Items from a data source:
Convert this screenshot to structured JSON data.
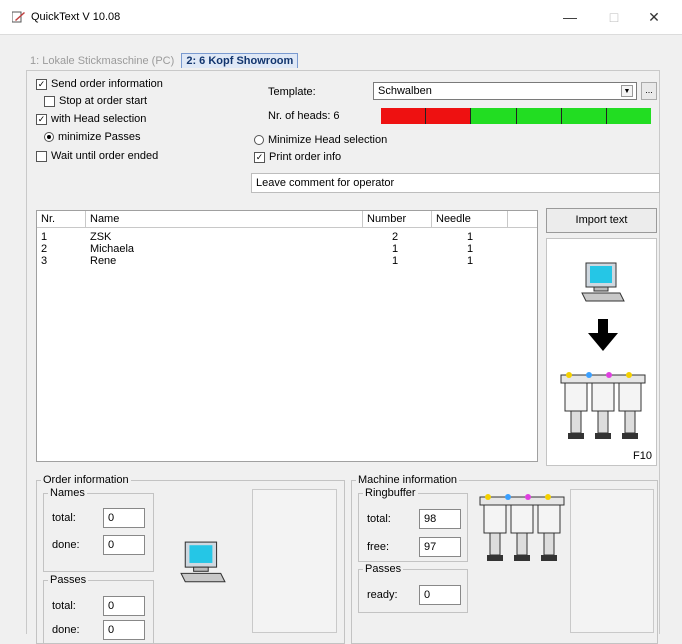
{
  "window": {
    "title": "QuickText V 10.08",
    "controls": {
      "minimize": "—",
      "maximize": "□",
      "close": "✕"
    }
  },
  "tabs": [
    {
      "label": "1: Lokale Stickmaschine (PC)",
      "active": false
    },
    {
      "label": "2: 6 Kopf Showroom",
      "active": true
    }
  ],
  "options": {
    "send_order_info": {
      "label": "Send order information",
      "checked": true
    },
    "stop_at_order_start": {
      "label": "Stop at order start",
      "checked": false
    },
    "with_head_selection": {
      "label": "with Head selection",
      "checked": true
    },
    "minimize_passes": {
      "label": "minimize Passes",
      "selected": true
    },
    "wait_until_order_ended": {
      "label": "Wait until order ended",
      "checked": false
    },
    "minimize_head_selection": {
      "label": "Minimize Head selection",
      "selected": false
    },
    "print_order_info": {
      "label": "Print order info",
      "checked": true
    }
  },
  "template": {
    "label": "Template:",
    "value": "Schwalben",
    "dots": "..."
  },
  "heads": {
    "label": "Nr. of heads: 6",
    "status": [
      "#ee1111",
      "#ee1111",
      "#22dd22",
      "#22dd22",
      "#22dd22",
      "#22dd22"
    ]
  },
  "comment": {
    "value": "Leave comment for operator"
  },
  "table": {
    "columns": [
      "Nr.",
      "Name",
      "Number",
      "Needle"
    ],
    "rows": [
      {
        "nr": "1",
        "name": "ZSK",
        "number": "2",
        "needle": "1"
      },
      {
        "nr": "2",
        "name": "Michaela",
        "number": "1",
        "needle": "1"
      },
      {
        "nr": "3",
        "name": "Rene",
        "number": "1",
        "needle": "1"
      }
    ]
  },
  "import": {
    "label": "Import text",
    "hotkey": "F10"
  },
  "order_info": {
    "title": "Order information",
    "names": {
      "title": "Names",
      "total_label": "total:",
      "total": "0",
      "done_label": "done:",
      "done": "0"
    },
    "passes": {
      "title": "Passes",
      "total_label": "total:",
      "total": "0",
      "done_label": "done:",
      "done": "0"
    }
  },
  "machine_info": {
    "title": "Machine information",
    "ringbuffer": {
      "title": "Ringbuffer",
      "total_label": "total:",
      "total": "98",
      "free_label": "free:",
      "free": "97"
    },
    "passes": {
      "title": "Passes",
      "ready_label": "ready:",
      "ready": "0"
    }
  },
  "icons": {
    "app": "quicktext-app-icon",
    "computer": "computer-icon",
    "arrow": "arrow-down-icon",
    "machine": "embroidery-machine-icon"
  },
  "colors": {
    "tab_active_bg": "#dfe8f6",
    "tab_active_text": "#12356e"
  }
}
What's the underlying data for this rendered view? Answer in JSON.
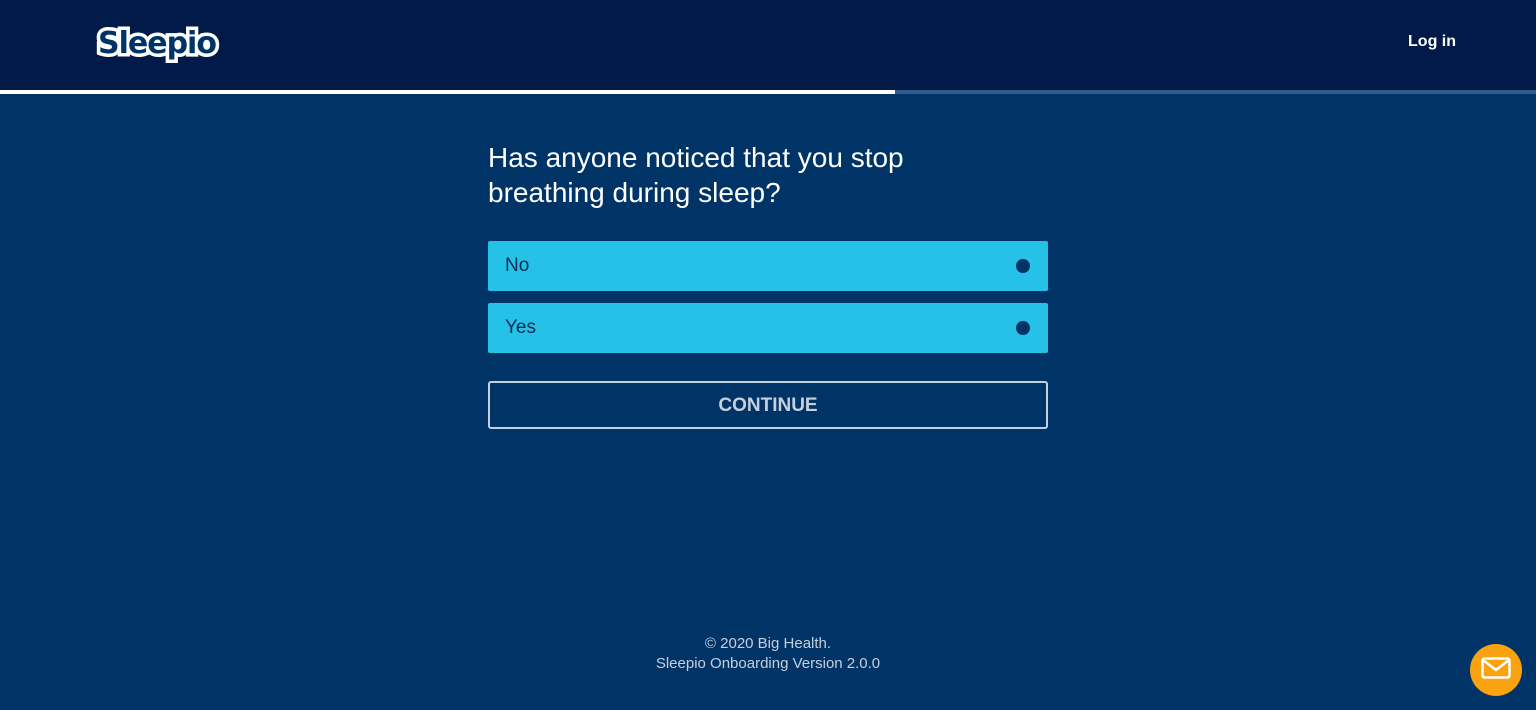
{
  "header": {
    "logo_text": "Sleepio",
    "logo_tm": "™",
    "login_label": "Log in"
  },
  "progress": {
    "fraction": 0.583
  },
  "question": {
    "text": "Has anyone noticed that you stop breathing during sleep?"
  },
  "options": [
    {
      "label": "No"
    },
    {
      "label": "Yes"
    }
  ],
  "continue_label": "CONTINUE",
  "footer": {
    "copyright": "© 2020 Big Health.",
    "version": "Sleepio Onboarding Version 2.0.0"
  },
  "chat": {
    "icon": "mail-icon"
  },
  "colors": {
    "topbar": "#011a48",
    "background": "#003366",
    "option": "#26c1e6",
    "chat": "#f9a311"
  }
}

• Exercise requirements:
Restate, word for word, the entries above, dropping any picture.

• Output for this task:
Convert this screenshot to structured JSON data.
{
  "window": {
    "title": "QuickText V 10.08",
    "controls": {
      "minimize": "—",
      "maximize": "□",
      "close": "✕"
    }
  },
  "tabs": [
    {
      "label": "1: Lokale Stickmaschine (PC)",
      "active": false
    },
    {
      "label": "2: 6 Kopf Showroom",
      "active": true
    }
  ],
  "options": {
    "send_order_info": {
      "label": "Send order information",
      "checked": true
    },
    "stop_at_order_start": {
      "label": "Stop at order start",
      "checked": false
    },
    "with_head_selection": {
      "label": "with Head selection",
      "checked": true
    },
    "minimize_passes": {
      "label": "minimize Passes",
      "selected": true
    },
    "wait_until_order_ended": {
      "label": "Wait until order ended",
      "checked": false
    },
    "minimize_head_selection": {
      "label": "Minimize Head selection",
      "selected": false
    },
    "print_order_info": {
      "label": "Print order info",
      "checked": true
    }
  },
  "template": {
    "label": "Template:",
    "value": "Schwalben",
    "dots": "..."
  },
  "heads": {
    "label": "Nr. of heads: 6",
    "status": [
      "#ee1111",
      "#ee1111",
      "#22dd22",
      "#22dd22",
      "#22dd22",
      "#22dd22"
    ]
  },
  "comment": {
    "value": "Leave comment for operator"
  },
  "table": {
    "columns": [
      "Nr.",
      "Name",
      "Number",
      "Needle"
    ],
    "rows": [
      {
        "nr": "1",
        "name": "ZSK",
        "number": "2",
        "needle": "1"
      },
      {
        "nr": "2",
        "name": "Michaela",
        "number": "1",
        "needle": "1"
      },
      {
        "nr": "3",
        "name": "Rene",
        "number": "1",
        "needle": "1"
      }
    ]
  },
  "import": {
    "label": "Import text",
    "hotkey": "F10"
  },
  "order_info": {
    "title": "Order information",
    "names": {
      "title": "Names",
      "total_label": "total:",
      "total": "0",
      "done_label": "done:",
      "done": "0"
    },
    "passes": {
      "title": "Passes",
      "total_label": "total:",
      "total": "0",
      "done_label": "done:",
      "done": "0"
    }
  },
  "machine_info": {
    "title": "Machine information",
    "ringbuffer": {
      "title": "Ringbuffer",
      "total_label": "total:",
      "total": "98",
      "free_label": "free:",
      "free": "97"
    },
    "passes": {
      "title": "Passes",
      "ready_label": "ready:",
      "ready": "0"
    }
  },
  "icons": {
    "app": "quicktext-app-icon",
    "computer": "computer-icon",
    "arrow": "arrow-down-icon",
    "machine": "embroidery-machine-icon"
  },
  "colors": {
    "tab_active_bg": "#dfe8f6",
    "tab_active_text": "#12356e"
  }
}
What's the underlying data for this rendered view? Answer in JSON.
{
  "header": {
    "logo_text": "Sleepio",
    "logo_tm": "™",
    "login_label": "Log in"
  },
  "progress": {
    "fraction": 0.583
  },
  "question": {
    "text": "Has anyone noticed that you stop breathing during sleep?"
  },
  "options": [
    {
      "label": "No"
    },
    {
      "label": "Yes"
    }
  ],
  "continue_label": "CONTINUE",
  "footer": {
    "copyright": "© 2020 Big Health.",
    "version": "Sleepio Onboarding Version 2.0.0"
  },
  "chat": {
    "icon": "mail-icon"
  },
  "colors": {
    "topbar": "#011a48",
    "background": "#003366",
    "option": "#26c1e6",
    "chat": "#f9a311"
  }
}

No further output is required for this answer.